The six prize winners who received awards at the 9th STEM event are ideal role models. They impressed the jury with their bachelor and master theses – with their specialist knowledge, their digital know-how and their creativity. All graduates focused on key questions for the future. The jury was particularly impressed by the bachelor thesis from overall winner Christina Süfke. In this thesis, the graduate from the University of Applied Sciences Ruhr West developed a "Concept for Modern Control and Regulation of Distribution Grids". Smart grids is the modern term for this – a hot topic in our sector. Christina Süfke has now started her master's program and plans to use the €3,000 prize money to attend some specialist conferences.
The following theses came top in the 5 subject areas:
- Cyber Security: Susanne Weber (Leibniz University of Hanover) - Development and Evaluation of Participatory Design Methods for Security-Related User Interfaces
- Networks of the Future: Katrin Raab (University of Erlangen-Nuremberg) - State Diagnosis and Fault Localization in Distribution Grids via Channel Measurements of Power Line Modems.
- Industry 4.0: Tiana Trumpa (RWTH Aachen University) - Lean Consumption in Industry 4.0 – Development of a Business Model Innovation to Increase Resource Productivity Through Planned Maintenance.
- Automotive Technologies: Inessa Agapova (Technical University of Berlin) - Development of Innovative and Sustainable Technology Systems in Motorcycle Final Assembly.
- Digital Universe: Jacqueline Brinn (London School of Economics) - Are we killing time? Social Media and the Perception of Time during Leisure.

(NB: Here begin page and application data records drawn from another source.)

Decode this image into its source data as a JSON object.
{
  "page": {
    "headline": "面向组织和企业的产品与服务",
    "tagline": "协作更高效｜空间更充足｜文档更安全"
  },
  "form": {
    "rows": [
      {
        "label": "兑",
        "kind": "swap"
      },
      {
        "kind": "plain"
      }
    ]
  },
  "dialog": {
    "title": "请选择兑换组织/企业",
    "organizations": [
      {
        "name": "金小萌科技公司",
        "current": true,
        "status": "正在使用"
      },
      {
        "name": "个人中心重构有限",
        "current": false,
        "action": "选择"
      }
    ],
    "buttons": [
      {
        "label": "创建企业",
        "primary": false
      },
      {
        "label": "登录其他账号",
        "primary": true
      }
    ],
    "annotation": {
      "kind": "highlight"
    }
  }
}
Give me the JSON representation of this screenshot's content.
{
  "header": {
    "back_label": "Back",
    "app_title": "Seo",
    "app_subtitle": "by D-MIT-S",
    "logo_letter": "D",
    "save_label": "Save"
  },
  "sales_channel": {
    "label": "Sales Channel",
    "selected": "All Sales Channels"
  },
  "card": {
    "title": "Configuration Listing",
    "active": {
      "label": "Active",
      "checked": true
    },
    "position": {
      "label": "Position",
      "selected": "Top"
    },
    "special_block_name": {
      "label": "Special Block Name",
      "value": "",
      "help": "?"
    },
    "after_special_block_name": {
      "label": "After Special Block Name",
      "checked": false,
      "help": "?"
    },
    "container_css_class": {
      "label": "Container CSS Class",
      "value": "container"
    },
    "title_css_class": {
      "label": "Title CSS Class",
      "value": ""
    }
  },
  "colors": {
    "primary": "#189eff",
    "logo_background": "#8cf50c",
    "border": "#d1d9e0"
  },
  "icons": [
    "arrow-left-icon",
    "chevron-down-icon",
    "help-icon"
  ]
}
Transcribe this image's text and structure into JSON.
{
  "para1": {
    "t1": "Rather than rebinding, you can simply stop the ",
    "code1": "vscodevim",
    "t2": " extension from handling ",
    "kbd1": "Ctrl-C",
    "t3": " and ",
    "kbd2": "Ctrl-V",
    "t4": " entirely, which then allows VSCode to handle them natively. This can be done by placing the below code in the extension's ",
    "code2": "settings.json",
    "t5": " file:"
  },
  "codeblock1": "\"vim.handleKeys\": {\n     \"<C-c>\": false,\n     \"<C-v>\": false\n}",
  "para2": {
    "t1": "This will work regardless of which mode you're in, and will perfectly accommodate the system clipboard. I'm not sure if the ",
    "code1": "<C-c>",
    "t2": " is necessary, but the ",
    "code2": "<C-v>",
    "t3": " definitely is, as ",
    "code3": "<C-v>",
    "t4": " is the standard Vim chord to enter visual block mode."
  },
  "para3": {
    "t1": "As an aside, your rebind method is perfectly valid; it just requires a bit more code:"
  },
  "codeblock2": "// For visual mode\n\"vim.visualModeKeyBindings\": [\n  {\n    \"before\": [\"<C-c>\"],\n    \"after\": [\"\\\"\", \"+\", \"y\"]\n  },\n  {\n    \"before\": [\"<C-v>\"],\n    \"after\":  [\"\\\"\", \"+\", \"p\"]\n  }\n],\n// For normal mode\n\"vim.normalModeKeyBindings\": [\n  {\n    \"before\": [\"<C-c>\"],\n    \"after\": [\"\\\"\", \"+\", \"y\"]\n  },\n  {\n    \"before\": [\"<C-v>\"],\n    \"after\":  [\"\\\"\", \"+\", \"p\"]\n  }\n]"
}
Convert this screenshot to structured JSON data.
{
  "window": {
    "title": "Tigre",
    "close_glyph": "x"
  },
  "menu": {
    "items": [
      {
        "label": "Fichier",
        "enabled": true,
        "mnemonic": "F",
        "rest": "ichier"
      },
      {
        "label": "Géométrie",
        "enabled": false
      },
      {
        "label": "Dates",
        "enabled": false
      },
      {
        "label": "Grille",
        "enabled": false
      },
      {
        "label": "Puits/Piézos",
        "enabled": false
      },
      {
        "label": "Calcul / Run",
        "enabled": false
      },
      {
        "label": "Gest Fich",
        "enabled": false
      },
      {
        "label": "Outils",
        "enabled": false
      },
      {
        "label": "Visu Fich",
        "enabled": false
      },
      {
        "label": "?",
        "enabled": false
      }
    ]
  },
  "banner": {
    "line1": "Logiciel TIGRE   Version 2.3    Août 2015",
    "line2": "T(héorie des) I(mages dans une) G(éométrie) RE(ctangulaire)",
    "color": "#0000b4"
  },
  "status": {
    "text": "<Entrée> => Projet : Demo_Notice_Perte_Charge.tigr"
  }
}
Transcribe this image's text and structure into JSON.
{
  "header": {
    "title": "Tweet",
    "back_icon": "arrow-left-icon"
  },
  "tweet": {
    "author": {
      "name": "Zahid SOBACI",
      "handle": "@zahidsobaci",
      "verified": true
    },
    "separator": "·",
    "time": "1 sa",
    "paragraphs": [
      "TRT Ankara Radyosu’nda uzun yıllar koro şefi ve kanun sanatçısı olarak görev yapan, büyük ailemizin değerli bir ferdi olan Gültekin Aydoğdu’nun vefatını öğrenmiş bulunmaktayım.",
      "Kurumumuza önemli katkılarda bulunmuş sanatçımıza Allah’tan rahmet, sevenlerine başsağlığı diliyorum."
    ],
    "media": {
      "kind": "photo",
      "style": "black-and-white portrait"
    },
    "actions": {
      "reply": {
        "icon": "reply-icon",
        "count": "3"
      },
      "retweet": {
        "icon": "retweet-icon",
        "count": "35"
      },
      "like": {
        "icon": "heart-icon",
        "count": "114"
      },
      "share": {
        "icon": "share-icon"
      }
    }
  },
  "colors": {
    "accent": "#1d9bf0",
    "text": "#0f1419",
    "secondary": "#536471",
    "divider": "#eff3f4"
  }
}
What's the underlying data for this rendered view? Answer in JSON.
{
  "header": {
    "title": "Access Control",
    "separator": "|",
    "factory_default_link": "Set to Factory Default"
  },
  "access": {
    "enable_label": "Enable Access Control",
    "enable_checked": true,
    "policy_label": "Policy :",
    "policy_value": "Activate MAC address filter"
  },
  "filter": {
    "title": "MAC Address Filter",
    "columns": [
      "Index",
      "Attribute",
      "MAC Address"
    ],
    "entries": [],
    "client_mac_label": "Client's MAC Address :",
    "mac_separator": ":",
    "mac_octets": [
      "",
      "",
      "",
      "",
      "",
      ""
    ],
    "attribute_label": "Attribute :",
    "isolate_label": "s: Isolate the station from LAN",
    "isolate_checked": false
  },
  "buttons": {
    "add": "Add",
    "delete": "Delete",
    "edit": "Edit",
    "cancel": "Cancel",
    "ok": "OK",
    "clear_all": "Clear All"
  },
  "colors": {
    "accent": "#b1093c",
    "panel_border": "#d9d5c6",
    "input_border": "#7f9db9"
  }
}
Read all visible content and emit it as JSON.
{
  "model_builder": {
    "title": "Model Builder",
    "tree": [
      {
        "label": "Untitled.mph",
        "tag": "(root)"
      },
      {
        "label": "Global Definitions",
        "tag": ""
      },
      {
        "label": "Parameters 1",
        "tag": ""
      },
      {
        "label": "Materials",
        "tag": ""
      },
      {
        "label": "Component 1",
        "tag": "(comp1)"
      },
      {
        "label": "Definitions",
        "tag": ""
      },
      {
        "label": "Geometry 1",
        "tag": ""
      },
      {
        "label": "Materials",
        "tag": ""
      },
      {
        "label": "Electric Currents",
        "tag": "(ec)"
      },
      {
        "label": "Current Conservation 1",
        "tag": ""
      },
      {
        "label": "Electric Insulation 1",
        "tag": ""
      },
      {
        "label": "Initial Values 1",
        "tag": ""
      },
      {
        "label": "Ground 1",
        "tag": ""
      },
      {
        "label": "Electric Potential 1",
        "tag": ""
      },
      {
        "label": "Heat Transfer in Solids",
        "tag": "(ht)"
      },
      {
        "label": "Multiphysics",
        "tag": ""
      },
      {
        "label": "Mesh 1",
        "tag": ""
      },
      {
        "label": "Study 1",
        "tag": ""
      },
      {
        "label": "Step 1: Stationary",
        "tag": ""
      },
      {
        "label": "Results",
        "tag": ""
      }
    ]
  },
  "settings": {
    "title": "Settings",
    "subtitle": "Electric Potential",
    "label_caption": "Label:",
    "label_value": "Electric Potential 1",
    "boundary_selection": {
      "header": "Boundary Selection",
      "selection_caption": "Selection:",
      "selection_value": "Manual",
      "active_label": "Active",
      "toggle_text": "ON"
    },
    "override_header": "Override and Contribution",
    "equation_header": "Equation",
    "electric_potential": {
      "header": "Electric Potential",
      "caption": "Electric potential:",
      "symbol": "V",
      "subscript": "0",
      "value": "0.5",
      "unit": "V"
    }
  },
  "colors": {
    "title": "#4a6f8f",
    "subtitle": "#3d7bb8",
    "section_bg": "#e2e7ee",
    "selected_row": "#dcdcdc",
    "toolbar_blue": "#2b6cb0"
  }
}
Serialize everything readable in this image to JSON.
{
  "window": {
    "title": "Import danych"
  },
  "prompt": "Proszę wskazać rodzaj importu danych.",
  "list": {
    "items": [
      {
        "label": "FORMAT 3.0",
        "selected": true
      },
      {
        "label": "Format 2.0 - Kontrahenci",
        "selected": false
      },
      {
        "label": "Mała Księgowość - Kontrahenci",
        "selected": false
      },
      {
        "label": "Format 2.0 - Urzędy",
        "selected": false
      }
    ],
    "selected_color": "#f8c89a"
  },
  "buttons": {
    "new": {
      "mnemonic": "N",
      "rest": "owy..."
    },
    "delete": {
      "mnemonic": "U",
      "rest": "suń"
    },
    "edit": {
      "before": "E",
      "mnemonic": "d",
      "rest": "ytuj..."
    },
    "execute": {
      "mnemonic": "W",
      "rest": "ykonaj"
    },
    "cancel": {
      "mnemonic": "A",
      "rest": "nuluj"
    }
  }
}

For the first time, the Women's STEM Award has also been open to graduates from other European countries – we received theses from Spain, Russia, Hungary, Italy, Austria, Denmark and the UK.
Take part and pass on the news
Don't forget: We will be accepting entries for the forth Women's STEM Award in September. Women can submit their bachelor or master theses to us from 16 September to 11 December 2016. So what are you waiting for: Take part and pass on the news! It pays off. The overall winner will once again win €3,000 and the winners in our five growth areas will receive €500. Information on the Women's STEM Award is available here: http://www.telekom.com/frauen-mint-award.